• _Requirement_
The answer must be one number: how many lines in the data below include the string "placeholder".

Web page and app entries:
= = = = = = =

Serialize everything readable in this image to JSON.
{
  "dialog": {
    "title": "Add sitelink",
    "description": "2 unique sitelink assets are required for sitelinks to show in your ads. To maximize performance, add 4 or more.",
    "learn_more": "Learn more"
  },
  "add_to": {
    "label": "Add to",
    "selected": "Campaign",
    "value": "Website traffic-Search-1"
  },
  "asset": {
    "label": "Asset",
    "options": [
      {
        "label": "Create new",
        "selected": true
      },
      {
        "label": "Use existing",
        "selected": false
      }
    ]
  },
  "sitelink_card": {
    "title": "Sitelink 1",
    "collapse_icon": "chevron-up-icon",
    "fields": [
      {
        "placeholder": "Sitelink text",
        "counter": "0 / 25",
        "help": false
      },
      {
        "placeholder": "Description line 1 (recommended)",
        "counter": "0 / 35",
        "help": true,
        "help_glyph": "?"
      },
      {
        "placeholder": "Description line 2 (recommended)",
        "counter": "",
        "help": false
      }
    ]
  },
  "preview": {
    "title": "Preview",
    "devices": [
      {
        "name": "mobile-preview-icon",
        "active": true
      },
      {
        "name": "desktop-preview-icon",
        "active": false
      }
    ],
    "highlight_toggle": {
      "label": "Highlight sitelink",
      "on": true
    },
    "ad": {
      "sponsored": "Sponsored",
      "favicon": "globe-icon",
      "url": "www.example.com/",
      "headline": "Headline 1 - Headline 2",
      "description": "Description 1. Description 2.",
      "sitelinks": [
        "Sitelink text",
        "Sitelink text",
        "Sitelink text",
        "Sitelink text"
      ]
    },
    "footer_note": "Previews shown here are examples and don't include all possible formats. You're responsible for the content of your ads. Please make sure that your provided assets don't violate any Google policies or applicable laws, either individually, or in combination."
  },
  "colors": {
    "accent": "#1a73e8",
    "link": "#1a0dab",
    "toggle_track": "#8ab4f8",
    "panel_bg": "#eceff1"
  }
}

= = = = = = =

• _Solution to this task_
3